The morning came; and at the Star and Garter, Richmond—the
place appointed for the breakfasting—accompanied
with one English friend, he impatiently awaited what
reinforcements the bride should bring to grace the
ceremony. A rich muster she had made. They
came in six coaches—the whole corps du ballet—French,
Italian, men and women. Monsieur de B., the famous
of the day, led his fair spouse,
but craggy, from the banks of the Seine. The Prima
Donna had sent her excuse. But the first and second
Buffa were there; and Signor Sc——,
and Signora Ch——, and Madame V——,
with a countless cavalcade besides of chorusers, figurantes,
at the sight of whom Merry afterwards declared, that
“then for the first time it struck him seriously,
that he was about to marry—a dancer.”
But there was no help for it. Besides, it was
her day; these were, in fact, her friends and kinsfolk.
The assemblage, though whimsical, was all very natural.
But when the bride—handing out of the last
coach a still more extraordinary figure than the rest—presented
to him as her father
that was to give her away
a person than Signor Delpini himself—with
a sort of pride, as much as to say, See what I have
brought to do us honour!—the thought of
so extraordinary a paternity quite overcame him; and
slipping away under some pretence from the bride and
her motley adherents, poor Merry took horse from the
back yard to the nearest sea-coast, from which, shipping
himself to America, he shortly after consoled himself
with a more congenial match in the person of Miss
Brunton; relieved from his intended clown father,
and a bevy of painted Buffas for bridemaids.
At what precise minute that little airy musician doffs
his night gear, and prepares to tune up his unseasonable
matins, we are not naturalists enough to determine.
But for a mere human gentleman—that has
no orchestra business to call him from his warm bed
to such preposterous exercises—We take
ten, or half after ten (eleven, of course, during
this Christmas solstice), to be the very earliest hour,
at which he can begin to think of abandoning his pillow.
To think of it, we say; for to do it in earnest, requires
another half hour’s good consideration.
Not but there are pretty sun-risings, as we are told,
and such like gawds, abroad in the world, in summer
time especially, some hours before what we have assigned;
which a gentleman may see, as they say, only for getting
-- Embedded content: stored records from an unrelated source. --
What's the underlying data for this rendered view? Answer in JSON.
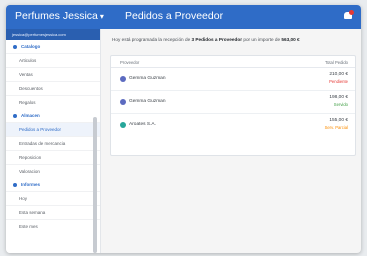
{
  "topbar": {
    "brand": "Perfumes Jessica",
    "brand_chevron": "▾",
    "page_title": "Pedidos a Proveedor",
    "bell_icon": "bell-icon"
  },
  "sidebar": {
    "email": "jessica@perfumesjessica.com",
    "sections": [
      {
        "label": "Catalogo",
        "items": [
          "Articulos",
          "Ventas",
          "Descuentos",
          "Regalos"
        ]
      },
      {
        "label": "Almacen",
        "items": [
          "Pedidos a Proveedor",
          "Entradas de mercancia",
          "Reposicion",
          "Valoracion"
        ]
      },
      {
        "label": "Informes",
        "items": [
          "Hoy",
          "Esta semana",
          "Este mes"
        ]
      }
    ]
  },
  "main": {
    "intro": {
      "prefix": "Hoy está programada la recepción de",
      "count": "3 Pedidos a Proveedor",
      "middle": "por un importe de",
      "total": "563,00 €"
    },
    "table": {
      "col_provider": "Proveedor",
      "col_total": "Total Pedido",
      "rows": [
        {
          "provider": "Gemma Guzman",
          "amount": "210,00 €",
          "status": "Pendiente",
          "status_color": "#e53935",
          "avatar_color": "#5c6bc0"
        },
        {
          "provider": "Gemma Guzman",
          "amount": "198,00 €",
          "status": "Servido",
          "status_color": "#43a047",
          "avatar_color": "#5c6bc0"
        },
        {
          "provider": "Aroates S.A.",
          "amount": "155,00 €",
          "status": "Serv. Parcial",
          "status_color": "#fb8c00",
          "avatar_color": "#26a69a"
        }
      ]
    }
  },
  "colors": {
    "accent": "#2f6cc7",
    "background": "#f5f5f5"
  }
}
up. But, having been tempted once or twice, in
earlier life, to assist at those ceremonies, we confess
our curiosity abated. We are no longer ambitious
of being the sun’s courtiers, to attend at his
morning levees. We hold the good hours of the
dawn too sacred to waste them upon such observances;
which have in them, besides, something Pagan and Persic.